(May not fit entirely with the post but, still a good listen.)

Continue reading



My skepticism has always been whether or not Luv truly exist. I have written several blog posts about and still remain clueless…at times. Given the numerous times I have seen cases of false luv, my notion was that I was correct and everyone who tried to convince me otherwise were wrong. However comma as I mature and have experienced bouts kismet energy, my previous truths have altered slightly. Now, I tend to focus on why people settle, those who were once in luv fell out of luv and why, and how do you keep luv alive.

In the times we live in, the idea finding the perfect soulmate/kindred spirit is slowly fading from the hopefuls. Because of this, people meet, skip dating and go straight to courtship. Erase a lot of things they once would have never tolerated (e.g smoking cigarettes) and within 6 months to a year holler they are engaged or expecting. They settle because they are afraid of being old and alone.

Then there are those who thought they were in luv, they fell out of luv and why? Could they have been a part of the group that settled? Could they have originally fallen in luv with lust or the idea of luv?

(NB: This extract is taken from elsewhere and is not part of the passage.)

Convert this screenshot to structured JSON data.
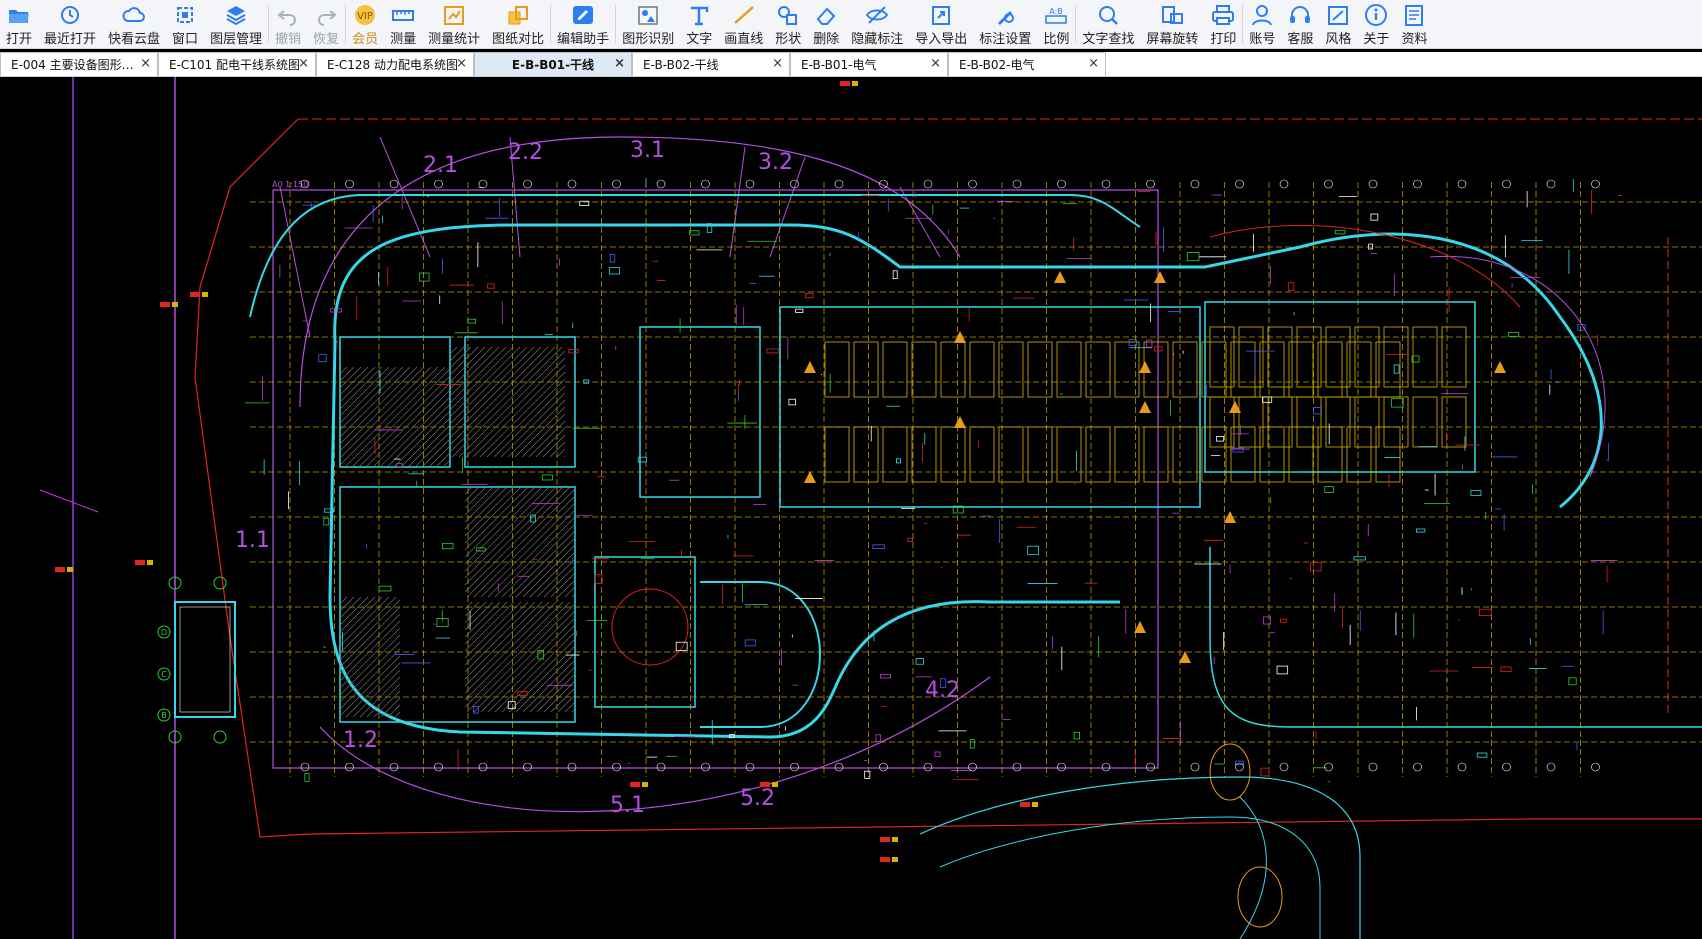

Or, could it be that old say ringing true, “People come into your life for a reason, for a few a few moments or for several seasons.”

So, let’s say you truly fell in luv with someone; they matched your fresh, and somehow you two fell out of luv. Is there a way to keep the luv alive or try to revive it? Role playing, spontaneity , going back to what attracted you to the person in the first place? Talking? Philosophy? Poetry? Whatever it may be. Does counseling really work? I know a lot of times when kids are in the relationship the mother takes on another role and loses herself in the process and for that we apologize. Or a man comes to the realization he has so much more life to live and decides to leave. But, how…how do we keep our luv alive? Or is it as simple as once it’s done, it’s done.

I remember when I was a little kid, I kinda knew my parents were getting a divorce but, I thought I could fix it. I created a dinner for them, had their favorite song on the record player as they entered the house and my sister and I went upstairs. As time went on, you could see they weren’t happy but, you saw (through rose colored glasses) that they were trying for the sake of us. There were happy moments but even as a kid I knew it wasn’t going to last. Needless to say, they eventually divorced.

I find someone who truly understands me however comma is betrothed to another. What is this, the universe playing hide and seek? Or, out of the blue, I am reacquainted with my past but, are stars don’t align. He is not from my planet. He doesn’t understand what luv or self worth means but; do I settle because I don’t want to be alone? Because I don’t like the options that are out there? Because the person who has my soul – is from my planet but possibly from another life time? I can’t. I won’t. I have too much self worth; too much self luv. I don’t want to be that person who settles then, years down the road realize I made the stupidest mistake and wasted time I will never get back.

This post is clearly not about some insightful knowledge that can make you re-assess all of life’s wonders about luv but begin the topic of conversation with a starter on how we can keep luv alive. From a lot of those I’ve witnessed in relationships, mutual understanding, respect, appreciation, friendship, uplifting, and caring nature for one’s being we’re traits I hope to take with me when I am blessed with a bountiful relationship of my own.

So, I guess I will leave you with this question. What have you found that works in your relationship? How long have you two been together?



P.S. Take a listen

I️ Reject Your Reality


I️ defy the odds,

My reach is amongst the stars.

Don’t set my limits

Don’t give me goals.

That’s not how I️ work

For only I️ know.

My sight is set on what has not

Been found.

History, happiness, luv, philosophy

That which is profound.

Knowledge is never ending

So, why should I️ concede?

My drive should not intimidate you

Instead, paint a scene.

Try matching my fresh

Let’s take a ride,

Go on a journey

To space; a futuristic time.

Alternate realities are meant to be challenged

It’s only fair.

Just don’t tell me I️ am wrong

Because I am not you

And to tell the truth,

I️ really don’t care.